Between the two of them, they found no eye issues related in any way to diabetes at all. I think everyone could sense my sense of relief in a profound way that day. Knowledge is power and I felt very empowered in knowing that at this particular moment my eyes are very healthy. And I'm grateful for that fact. The thing is I feel I dont deserve it and yea I know how fucked up that sounds. I know that ydmv and that people who are well-controlled experience complications and that sometimes people with worse control do not. Genetics, epigenetics,etc. In any case - I felt guilt for having healthy eyes with not great control. Based on my last reported a1c from last spring! (6.8) the docs congratulated me on good control and told me to keep up the good work. I could not bring myself to tell them that my current a1c is definitely higher and that during the appointment my bg shot up into the high 200s. He left me with "there are two things with eyes and diabetes. There's time and there's high blood sugar that contribute to disease." I thought it was interesting that he aknowledges that even with good control time can still influence things. I laughingly dropped a line about well controlled diabetes being the leading cause of nothing whilst knowing perfectly well in my head that perfectly controlled diabetes is impossible.

Ok- lets go back to the fact that my eyes are healthy. That the poor control I experience form time to time (while a consequence of my actions or inactions) is no reason to blame myself for being human and far from perfect. Between the 6.8 and now a lot has happened. There was my dissertation and phd defense in July, coupled with a move and starting a new job in the same month. There were months of     not having health insurance. There was the fuck it I'm out of grad school parties, and Christmas and travel. I am quick to blame myself. It's important to remember that I have a life that isn't all about diabetes management! I should be proud of my accomplishments, proud that I've managed to care enough to test often even if I'm running high a lot. Proud that I haven't experienced debilitating lows. Proud that I'm very motivated to get better control and at this particular moment things are better and I couldn't be happier about that!
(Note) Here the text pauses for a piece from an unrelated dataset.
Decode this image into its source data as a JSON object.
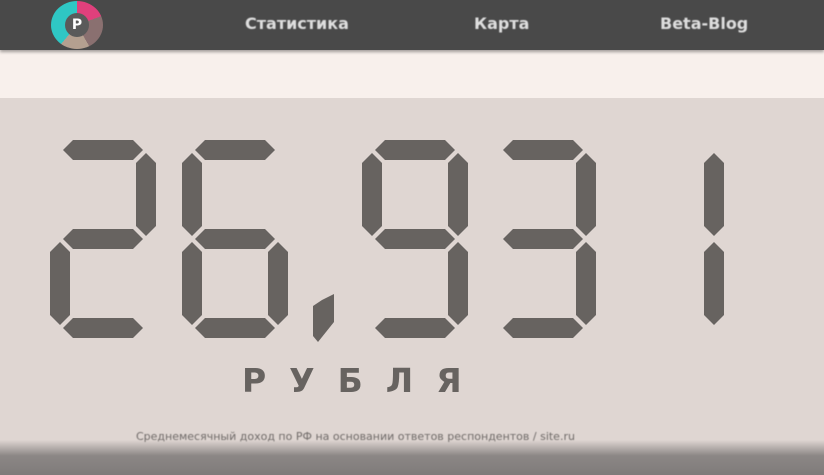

Yep, there is much much more to diabetes than meets the eye. Here is my dilated eyeball. Please ignore the incoming  wrinkles that graduate school has induced - love you guys!!!
<3 MM ;)